__Exercise__. Would you please restate all of the entries exactly, apart from the pictures?

━━━ Information given ━━━

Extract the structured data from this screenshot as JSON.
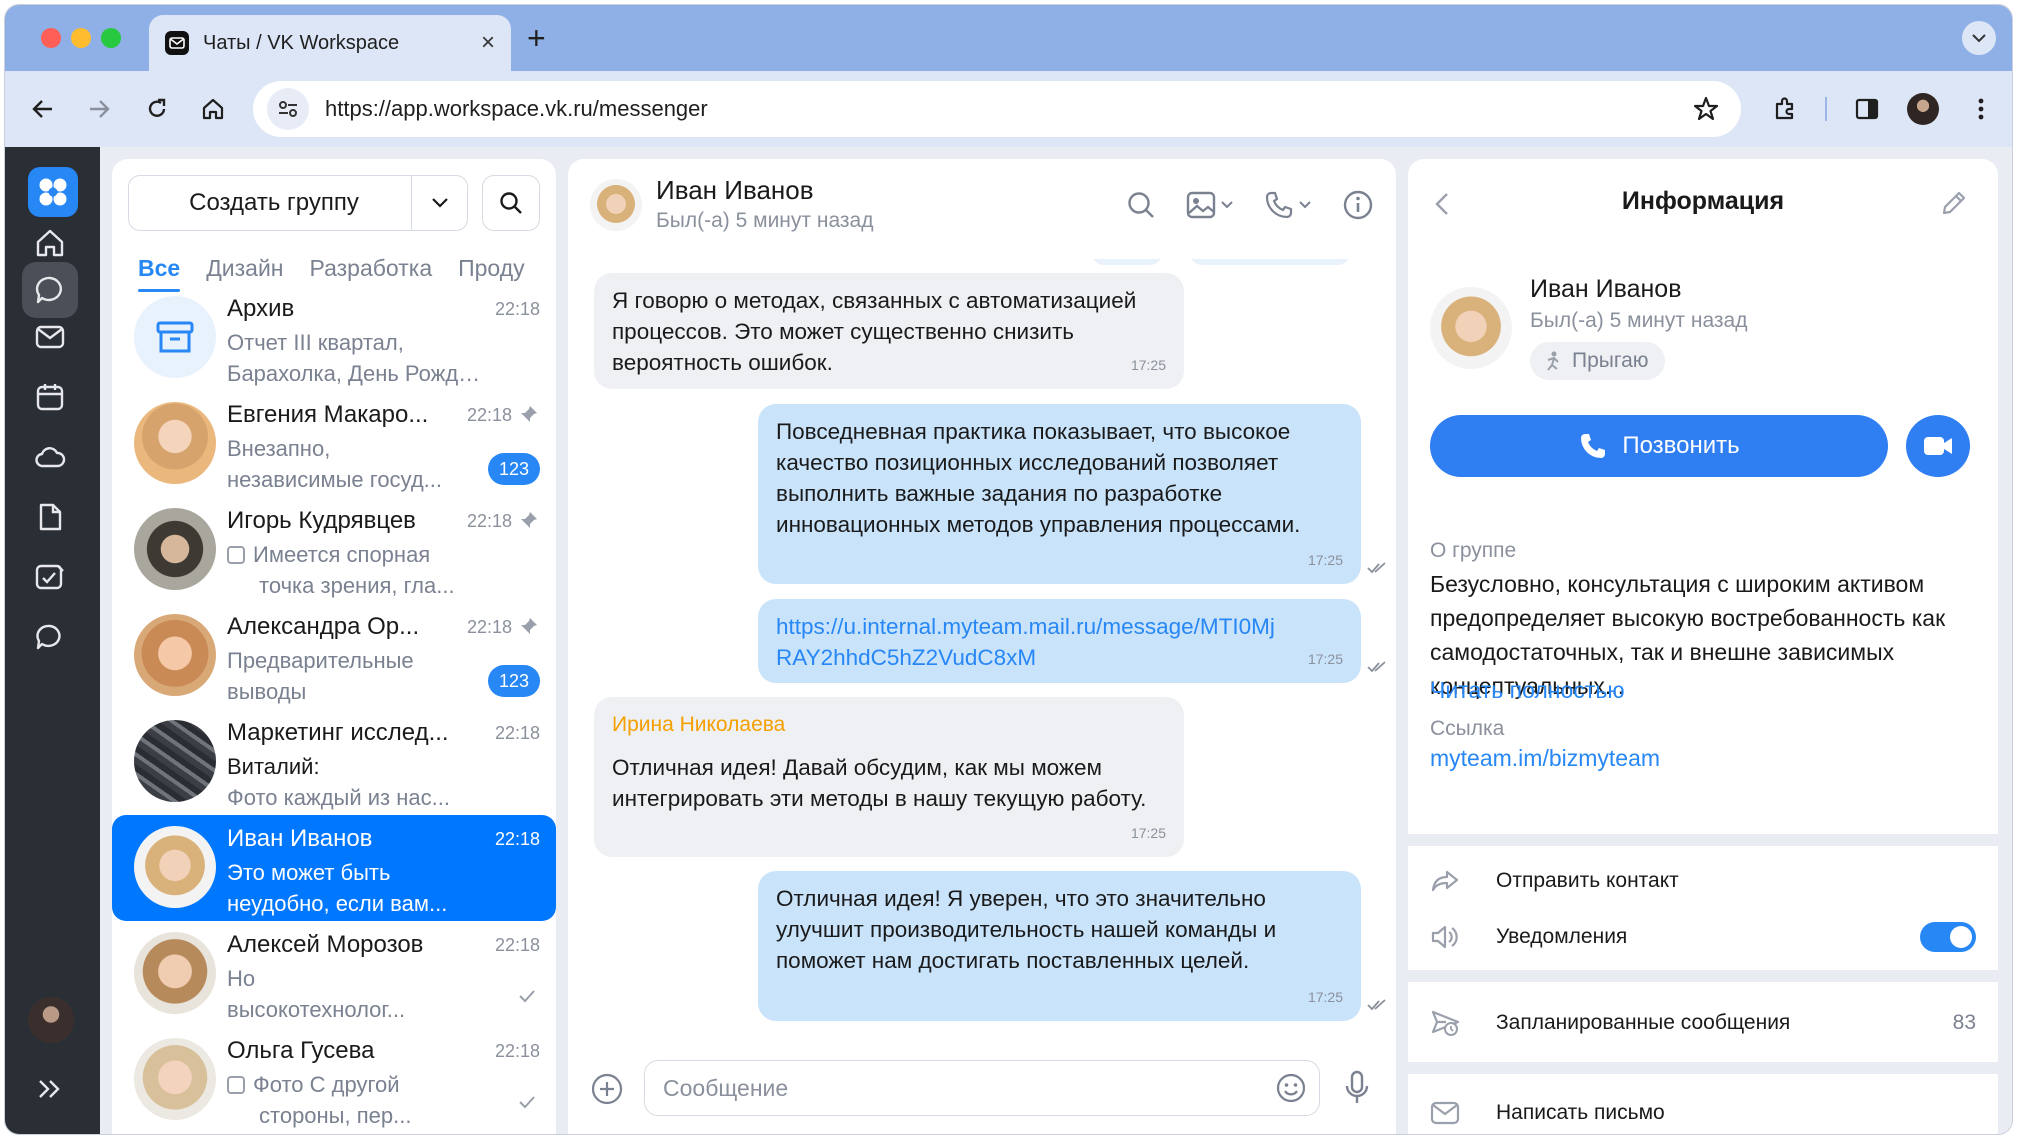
{
  "browser": {
    "tab_title": "Чаты / VK Workspace",
    "new_tab": "+",
    "url": "https://app.workspace.vk.ru/messenger"
  },
  "chat_list": {
    "create_group_label": "Создать группу",
    "folders": [
      "Все",
      "Дизайн",
      "Разработка",
      "Проду"
    ],
    "items": [
      {
        "name": "Архив",
        "time": "22:18",
        "preview": [
          "Отчет III квартал,",
          "Барахолка, День Рожден..."
        ]
      },
      {
        "name": "Евгения Макаро...",
        "time": "22:18",
        "preview": [
          "Внезапно,",
          "независимые госуд..."
        ],
        "badge": "123"
      },
      {
        "name": "Игорь Кудрявцев",
        "time": "22:18",
        "preview": [
          "Имеется спорная",
          "точка зрения, гла..."
        ]
      },
      {
        "name": "Александра Ор...",
        "time": "22:18",
        "preview": [
          "Предварительные",
          "выводы"
        ],
        "badge": "123"
      },
      {
        "name": "Маркетинг исслед...",
        "time": "22:18",
        "preview": [
          "Виталий:",
          "Фото каждый из нас..."
        ]
      },
      {
        "name": "Иван Иванов",
        "time": "22:18",
        "preview": [
          "Это может быть",
          "неудобно, если вам..."
        ]
      },
      {
        "name": "Алексей Морозов",
        "time": "22:18",
        "preview": [
          "Но",
          "высокотехнолог..."
        ]
      },
      {
        "name": "Ольга Гусева",
        "time": "22:18",
        "preview": [
          "Фото С другой",
          "стороны, пер..."
        ]
      }
    ]
  },
  "chat": {
    "name": "Иван Иванов",
    "status": "Был(-а) 5 минут назад",
    "messages": [
      {
        "text": "Я говорю о методах, связанных с автоматизацией процессов. Это может существенно снизить вероятность ошибок.",
        "time": "17:25"
      },
      {
        "text": "Повседневная практика показывает, что высокое качество позиционных исследований позволяет выполнить важные задания по разработке инновационных методов управления процессами.",
        "time": "17:25"
      },
      {
        "text": "https://u.internal.myteam.mail.ru/message/MTI0MjRAY2hhdC5hZ2VudC8xM",
        "time": "17:25"
      },
      {
        "sender": "Ирина Николаева",
        "text": "Отличная идея! Давай обсудим, как мы можем интегрировать эти методы в нашу текущую работу.",
        "time": "17:25"
      },
      {
        "text": "Отличная идея! Я уверен, что это значительно улучшит производительность нашей команды и поможет нам достигать поставленных целей.",
        "time": "17:25"
      }
    ],
    "composer_placeholder": "Сообщение"
  },
  "info": {
    "title": "Информация",
    "name": "Иван Иванов",
    "status": "Был(-а) 5 минут назад",
    "chip": "Прыгаю",
    "call_label": "Позвонить",
    "about_label": "О группе",
    "about_text": "Безусловно, консультация с широким активом предопределяет высокую востребованность как самодостаточных, так и внешне зависимых концептуальных...",
    "read_more": "Читать полностью",
    "link_label": "Ссылка",
    "link": "myteam.im/bizmyteam",
    "send_contact": "Отправить контакт",
    "notifications": "Уведомления",
    "notifications_on": true,
    "scheduled": "Запланированные сообщения",
    "scheduled_count": "83",
    "write_letter": "Написать письмо"
  },
  "colors": {
    "accent": "#2787f5",
    "selected_chat": "#0077ff",
    "outgoing_bubble": "#c9e3fb",
    "incoming_bubble": "#eef0f3",
    "rail": "#2a2e35",
    "sender_name": "#f5a000"
  }
}
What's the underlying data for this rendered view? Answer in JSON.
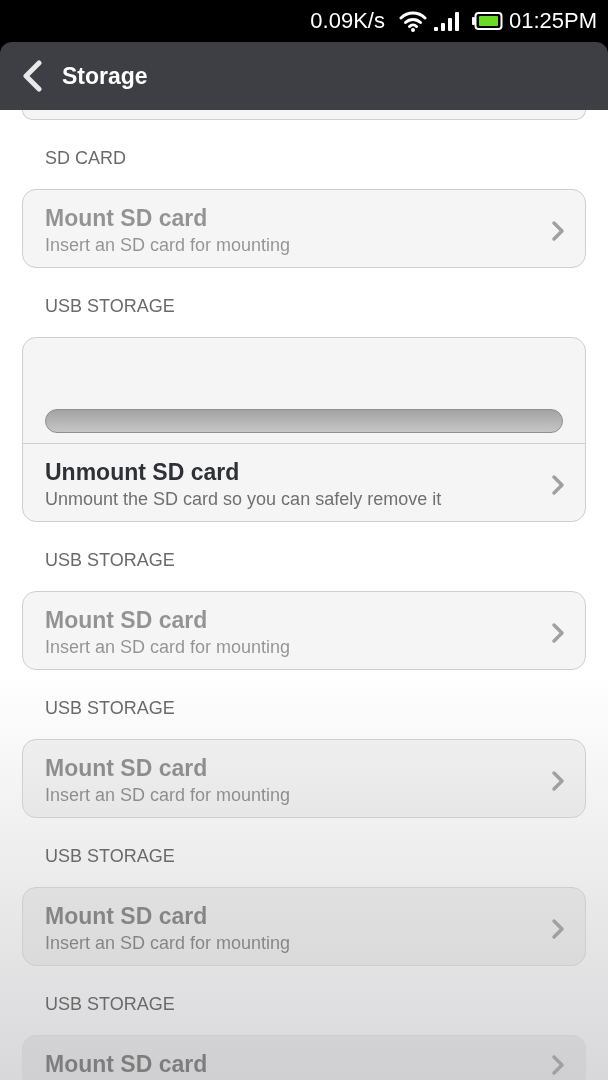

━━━

__Solution to the exercise__.
Extract the structured data from this screenshot as JSON.
{
  "browser": {
    "tab_title": "Чаты / VK Workspace",
    "new_tab": "+",
    "url": "https://app.workspace.vk.ru/messenger"
  },
  "chat_list": {
    "create_group_label": "Создать группу",
    "folders": [
      "Все",
      "Дизайн",
      "Разработка",
      "Проду"
    ],
    "items": [
      {
        "name": "Архив",
        "time": "22:18",
        "preview": [
          "Отчет III квартал,",
          "Барахолка, День Рожден..."
        ]
      },
      {
        "name": "Евгения Макаро...",
        "time": "22:18",
        "preview": [
          "Внезапно,",
          "независимые госуд..."
        ],
        "badge": "123"
      },
      {
        "name": "Игорь Кудрявцев",
        "time": "22:18",
        "preview": [
          "Имеется спорная",
          "точка зрения, гла..."
        ]
      },
      {
        "name": "Александра Ор...",
        "time": "22:18",
        "preview": [
          "Предварительные",
          "выводы"
        ],
        "badge": "123"
      },
      {
        "name": "Маркетинг исслед...",
        "time": "22:18",
        "preview": [
          "Виталий:",
          "Фото каждый из нас..."
        ]
      },
      {
        "name": "Иван Иванов",
        "time": "22:18",
        "preview": [
          "Это может быть",
          "неудобно, если вам..."
        ]
      },
      {
        "name": "Алексей Морозов",
        "time": "22:18",
        "preview": [
          "Но",
          "высокотехнолог..."
        ]
      },
      {
        "name": "Ольга Гусева",
        "time": "22:18",
        "preview": [
          "Фото С другой",
          "стороны, пер..."
        ]
      }
    ]
  },
  "chat": {
    "name": "Иван Иванов",
    "status": "Был(-а) 5 минут назад",
    "messages": [
      {
        "text": "Я говорю о методах, связанных с автоматизацией процессов. Это может существенно снизить вероятность ошибок.",
        "time": "17:25"
      },
      {
        "text": "Повседневная практика показывает, что высокое качество позиционных исследований позволяет выполнить важные задания по разработке инновационных методов управления процессами.",
        "time": "17:25"
      },
      {
        "text": "https://u.internal.myteam.mail.ru/message/MTI0MjRAY2hhdC5hZ2VudC8xM",
        "time": "17:25"
      },
      {
        "sender": "Ирина Николаева",
        "text": "Отличная идея! Давай обсудим, как мы можем интегрировать эти методы в нашу текущую работу.",
        "time": "17:25"
      },
      {
        "text": "Отличная идея! Я уверен, что это значительно улучшит производительность нашей команды и поможет нам достигать поставленных целей.",
        "time": "17:25"
      }
    ],
    "composer_placeholder": "Сообщение"
  },
  "info": {
    "title": "Информация",
    "name": "Иван Иванов",
    "status": "Был(-а) 5 минут назад",
    "chip": "Прыгаю",
    "call_label": "Позвонить",
    "about_label": "О группе",
    "about_text": "Безусловно, консультация с широким активом предопределяет высокую востребованность как самодостаточных, так и внешне зависимых концептуальных...",
    "read_more": "Читать полностью",
    "link_label": "Ссылка",
    "link": "myteam.im/bizmyteam",
    "send_contact": "Отправить контакт",
    "notifications": "Уведомления",
    "notifications_on": true,
    "scheduled": "Запланированные сообщения",
    "scheduled_count": "83",
    "write_letter": "Написать письмо"
  },
  "colors": {
    "accent": "#2787f5",
    "selected_chat": "#0077ff",
    "outgoing_bubble": "#c9e3fb",
    "incoming_bubble": "#eef0f3",
    "rail": "#2a2e35",
    "sender_name": "#f5a000"
  }
}
What's the underlying data for this rendered view? Answer in JSON.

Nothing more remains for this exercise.